"I had thought of doing so," she admitted. "But something--something makes it necessary for me to go."

His arguments and pleadings were in vain. Her only answer was, "I cannot, Dr. Abbott, truly I cannot." Nor would she tell him more than that it was necessary for her to go.

"But we need you so. I need you; there is no one can take your place--Hope--" Then he stopped.

She was frankly permitting him to look deep into her eyes. "I am sorry, Doctor, but I must go." And the strength of her held him and made him strong.

"Just one thing, Miss Farwell. You are not going because of--because of me?"

She held out her hand. "No indeed, Doctor. Whatever you think, please don't think that."

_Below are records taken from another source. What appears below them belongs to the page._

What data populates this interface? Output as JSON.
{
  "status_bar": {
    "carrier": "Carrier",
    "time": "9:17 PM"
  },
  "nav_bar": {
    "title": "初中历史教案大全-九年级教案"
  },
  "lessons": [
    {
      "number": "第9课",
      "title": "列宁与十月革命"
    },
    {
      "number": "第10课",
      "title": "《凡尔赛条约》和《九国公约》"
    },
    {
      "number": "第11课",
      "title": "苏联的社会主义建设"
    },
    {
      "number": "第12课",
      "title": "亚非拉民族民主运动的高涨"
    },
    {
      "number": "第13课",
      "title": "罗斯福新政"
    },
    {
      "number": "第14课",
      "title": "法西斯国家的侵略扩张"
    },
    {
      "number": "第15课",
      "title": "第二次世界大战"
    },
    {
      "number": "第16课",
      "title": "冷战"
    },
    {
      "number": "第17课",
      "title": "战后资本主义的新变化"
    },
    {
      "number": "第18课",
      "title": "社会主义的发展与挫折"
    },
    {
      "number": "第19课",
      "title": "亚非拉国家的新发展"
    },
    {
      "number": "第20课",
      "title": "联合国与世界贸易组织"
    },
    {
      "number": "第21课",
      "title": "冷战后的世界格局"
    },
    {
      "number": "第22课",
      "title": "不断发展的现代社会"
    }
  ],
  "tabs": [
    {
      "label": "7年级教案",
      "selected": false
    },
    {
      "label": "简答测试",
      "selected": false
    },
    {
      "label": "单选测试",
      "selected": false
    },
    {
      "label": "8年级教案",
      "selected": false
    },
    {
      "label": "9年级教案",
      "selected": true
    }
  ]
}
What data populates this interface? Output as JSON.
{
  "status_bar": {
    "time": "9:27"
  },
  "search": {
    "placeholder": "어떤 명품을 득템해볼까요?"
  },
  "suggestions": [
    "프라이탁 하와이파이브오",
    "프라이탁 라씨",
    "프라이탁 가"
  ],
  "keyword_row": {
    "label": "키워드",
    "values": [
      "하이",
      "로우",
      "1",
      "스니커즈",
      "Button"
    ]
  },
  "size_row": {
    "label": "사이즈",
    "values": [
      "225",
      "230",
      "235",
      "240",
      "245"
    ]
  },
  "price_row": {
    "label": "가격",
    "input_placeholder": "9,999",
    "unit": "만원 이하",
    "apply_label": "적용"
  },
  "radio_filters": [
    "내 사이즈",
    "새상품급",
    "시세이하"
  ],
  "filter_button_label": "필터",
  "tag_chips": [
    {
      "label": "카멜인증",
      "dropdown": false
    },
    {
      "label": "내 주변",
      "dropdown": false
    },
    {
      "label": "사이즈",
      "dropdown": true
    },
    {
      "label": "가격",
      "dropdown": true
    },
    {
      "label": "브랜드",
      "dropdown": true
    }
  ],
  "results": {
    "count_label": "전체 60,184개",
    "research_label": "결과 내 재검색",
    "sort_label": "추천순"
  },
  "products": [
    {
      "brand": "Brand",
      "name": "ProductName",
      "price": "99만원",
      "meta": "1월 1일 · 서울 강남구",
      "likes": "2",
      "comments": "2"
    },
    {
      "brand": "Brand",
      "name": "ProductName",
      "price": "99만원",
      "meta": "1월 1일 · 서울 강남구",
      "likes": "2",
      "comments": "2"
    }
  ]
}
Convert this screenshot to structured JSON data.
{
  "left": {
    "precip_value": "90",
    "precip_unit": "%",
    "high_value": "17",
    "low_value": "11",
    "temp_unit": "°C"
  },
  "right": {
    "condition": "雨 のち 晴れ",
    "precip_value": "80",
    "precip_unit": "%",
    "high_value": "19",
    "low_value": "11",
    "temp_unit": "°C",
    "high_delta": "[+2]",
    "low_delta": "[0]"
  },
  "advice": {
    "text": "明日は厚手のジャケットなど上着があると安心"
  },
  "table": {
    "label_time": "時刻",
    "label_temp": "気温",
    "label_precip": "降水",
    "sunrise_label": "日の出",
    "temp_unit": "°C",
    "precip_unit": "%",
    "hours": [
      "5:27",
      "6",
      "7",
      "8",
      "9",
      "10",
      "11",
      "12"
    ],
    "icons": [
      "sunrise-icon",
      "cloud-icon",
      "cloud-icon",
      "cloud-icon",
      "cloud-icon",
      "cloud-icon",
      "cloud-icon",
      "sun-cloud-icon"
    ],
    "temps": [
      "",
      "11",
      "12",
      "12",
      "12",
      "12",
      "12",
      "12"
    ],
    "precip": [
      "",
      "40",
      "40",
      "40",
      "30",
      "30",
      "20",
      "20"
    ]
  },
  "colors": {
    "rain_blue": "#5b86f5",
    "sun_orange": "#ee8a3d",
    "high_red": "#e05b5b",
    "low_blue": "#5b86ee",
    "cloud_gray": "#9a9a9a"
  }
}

He would have accompanied her home but she would not permit it and insisted so strongly that he retire at once, that he was forced to yield. But he would not say good-bye, declaring that he would be at the depot in the morning to see her off.

Mrs. Oldham, coming home from prayer meeting, found her husband still sitting on the porch. When she could not force him to listen to reason and go to bed, she left him to his thoughts. A little later the old Doctor saw the tall form of the minister turn in at the gate opposite. Then the light in the corner window flashed brightly. A few moments more, and he saw a woman coming down the street, going toward Judge Strong's. Nearing the house across the way, she slackened her pace, walking very slowly. Under the corner window she almost stopped. As she went on she turned once to look back, then disappeared under the trees in the dusk.

It was almost morning when Miss Farwell was awakened by a loud knocking at the front door. Then Mrs. Strong came quickly up stairs to the nurse's room. The young woman was on her feet instantly.

"That old negro of Dr. Abbott is here asking for you," explained Mrs. Strong. "He says Dr. Harry sent him and that he must see you. What in the world can it mean?"